Exercise goal:
Identify all lines below that hold "morph" and collect them.

(Data about app and page elements)
((

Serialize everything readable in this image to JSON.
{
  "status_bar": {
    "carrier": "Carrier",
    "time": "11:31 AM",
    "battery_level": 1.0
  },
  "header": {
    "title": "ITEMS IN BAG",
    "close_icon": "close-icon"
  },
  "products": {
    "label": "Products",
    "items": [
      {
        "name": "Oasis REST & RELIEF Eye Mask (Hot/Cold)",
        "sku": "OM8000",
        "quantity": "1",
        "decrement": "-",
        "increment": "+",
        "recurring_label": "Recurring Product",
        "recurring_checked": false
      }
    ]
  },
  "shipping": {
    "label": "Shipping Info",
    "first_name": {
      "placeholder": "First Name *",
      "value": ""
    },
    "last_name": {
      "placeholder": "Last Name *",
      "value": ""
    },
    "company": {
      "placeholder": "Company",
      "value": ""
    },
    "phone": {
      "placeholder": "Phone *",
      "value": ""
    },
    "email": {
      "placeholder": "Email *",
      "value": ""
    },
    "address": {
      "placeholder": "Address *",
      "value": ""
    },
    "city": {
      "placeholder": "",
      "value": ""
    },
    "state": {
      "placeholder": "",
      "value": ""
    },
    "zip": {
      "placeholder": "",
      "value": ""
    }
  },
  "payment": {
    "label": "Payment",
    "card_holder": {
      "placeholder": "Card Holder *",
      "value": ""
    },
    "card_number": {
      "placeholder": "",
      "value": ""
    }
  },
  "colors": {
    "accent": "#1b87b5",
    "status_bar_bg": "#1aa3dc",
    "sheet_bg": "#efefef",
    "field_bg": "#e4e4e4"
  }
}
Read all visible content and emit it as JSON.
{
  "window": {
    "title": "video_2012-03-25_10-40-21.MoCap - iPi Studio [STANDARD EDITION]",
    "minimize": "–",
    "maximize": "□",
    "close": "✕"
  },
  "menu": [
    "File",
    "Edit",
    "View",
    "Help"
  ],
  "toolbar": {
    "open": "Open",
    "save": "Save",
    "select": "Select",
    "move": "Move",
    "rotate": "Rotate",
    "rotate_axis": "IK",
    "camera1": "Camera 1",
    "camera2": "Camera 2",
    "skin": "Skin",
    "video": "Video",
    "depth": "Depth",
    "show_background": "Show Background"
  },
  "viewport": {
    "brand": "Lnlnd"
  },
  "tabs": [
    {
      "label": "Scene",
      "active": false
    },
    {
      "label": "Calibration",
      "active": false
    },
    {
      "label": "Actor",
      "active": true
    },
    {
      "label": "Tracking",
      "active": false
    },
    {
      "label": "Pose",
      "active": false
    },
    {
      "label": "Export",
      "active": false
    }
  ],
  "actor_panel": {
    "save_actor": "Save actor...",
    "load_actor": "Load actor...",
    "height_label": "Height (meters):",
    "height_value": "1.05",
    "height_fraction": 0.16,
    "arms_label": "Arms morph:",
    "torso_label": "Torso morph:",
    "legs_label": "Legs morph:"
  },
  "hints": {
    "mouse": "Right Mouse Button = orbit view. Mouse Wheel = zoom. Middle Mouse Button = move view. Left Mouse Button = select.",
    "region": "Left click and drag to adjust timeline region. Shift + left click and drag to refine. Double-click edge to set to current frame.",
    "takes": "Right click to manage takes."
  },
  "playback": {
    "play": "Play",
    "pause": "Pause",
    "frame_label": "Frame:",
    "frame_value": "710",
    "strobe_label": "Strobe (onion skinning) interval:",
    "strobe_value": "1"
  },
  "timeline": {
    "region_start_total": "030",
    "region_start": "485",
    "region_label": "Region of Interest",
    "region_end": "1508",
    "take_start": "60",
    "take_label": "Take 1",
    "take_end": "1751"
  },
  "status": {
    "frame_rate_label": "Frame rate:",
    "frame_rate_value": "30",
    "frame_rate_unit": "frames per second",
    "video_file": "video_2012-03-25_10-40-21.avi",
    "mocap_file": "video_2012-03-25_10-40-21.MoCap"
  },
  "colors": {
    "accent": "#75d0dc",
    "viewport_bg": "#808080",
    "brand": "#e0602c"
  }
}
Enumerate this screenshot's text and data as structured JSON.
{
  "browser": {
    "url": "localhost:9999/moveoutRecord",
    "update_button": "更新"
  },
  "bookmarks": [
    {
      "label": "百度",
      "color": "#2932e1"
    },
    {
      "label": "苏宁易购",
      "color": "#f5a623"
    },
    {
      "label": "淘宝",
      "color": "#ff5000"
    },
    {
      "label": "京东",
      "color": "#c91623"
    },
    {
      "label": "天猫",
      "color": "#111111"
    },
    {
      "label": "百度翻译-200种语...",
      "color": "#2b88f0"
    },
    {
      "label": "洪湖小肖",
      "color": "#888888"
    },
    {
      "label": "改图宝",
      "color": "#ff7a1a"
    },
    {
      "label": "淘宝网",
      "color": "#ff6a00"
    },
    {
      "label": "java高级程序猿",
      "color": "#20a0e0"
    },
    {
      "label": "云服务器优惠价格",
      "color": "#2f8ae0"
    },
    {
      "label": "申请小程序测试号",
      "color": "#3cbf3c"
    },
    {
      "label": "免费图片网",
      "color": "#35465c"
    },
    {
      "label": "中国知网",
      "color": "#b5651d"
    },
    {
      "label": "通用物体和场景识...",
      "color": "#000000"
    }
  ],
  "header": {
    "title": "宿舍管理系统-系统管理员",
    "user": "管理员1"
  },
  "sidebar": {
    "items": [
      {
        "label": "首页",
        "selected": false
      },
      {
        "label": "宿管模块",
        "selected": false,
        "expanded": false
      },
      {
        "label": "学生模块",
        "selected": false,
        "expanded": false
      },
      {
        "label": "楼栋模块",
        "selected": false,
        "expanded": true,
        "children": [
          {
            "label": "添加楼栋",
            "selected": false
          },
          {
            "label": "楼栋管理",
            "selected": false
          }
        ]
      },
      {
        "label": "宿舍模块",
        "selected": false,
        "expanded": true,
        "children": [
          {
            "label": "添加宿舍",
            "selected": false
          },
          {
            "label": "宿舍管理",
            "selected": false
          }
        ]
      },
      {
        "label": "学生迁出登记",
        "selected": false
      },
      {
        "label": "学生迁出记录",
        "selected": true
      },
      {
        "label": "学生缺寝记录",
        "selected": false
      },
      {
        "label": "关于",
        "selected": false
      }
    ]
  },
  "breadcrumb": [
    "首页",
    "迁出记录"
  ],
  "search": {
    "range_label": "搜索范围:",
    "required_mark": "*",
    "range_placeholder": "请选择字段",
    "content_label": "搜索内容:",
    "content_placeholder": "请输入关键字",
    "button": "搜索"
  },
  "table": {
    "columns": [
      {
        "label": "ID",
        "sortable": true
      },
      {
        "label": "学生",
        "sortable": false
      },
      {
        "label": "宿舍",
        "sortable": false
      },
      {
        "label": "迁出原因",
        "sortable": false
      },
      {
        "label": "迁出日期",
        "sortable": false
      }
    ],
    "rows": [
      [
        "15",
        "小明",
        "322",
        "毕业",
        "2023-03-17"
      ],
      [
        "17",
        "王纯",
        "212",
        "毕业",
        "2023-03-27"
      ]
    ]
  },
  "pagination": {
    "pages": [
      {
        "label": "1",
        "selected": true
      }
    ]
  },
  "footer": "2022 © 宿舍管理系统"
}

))

Task response:
    "arms_label": "Arms morph:",
    "torso_label": "Torso morph:",
    "legs_label": "Legs morph:"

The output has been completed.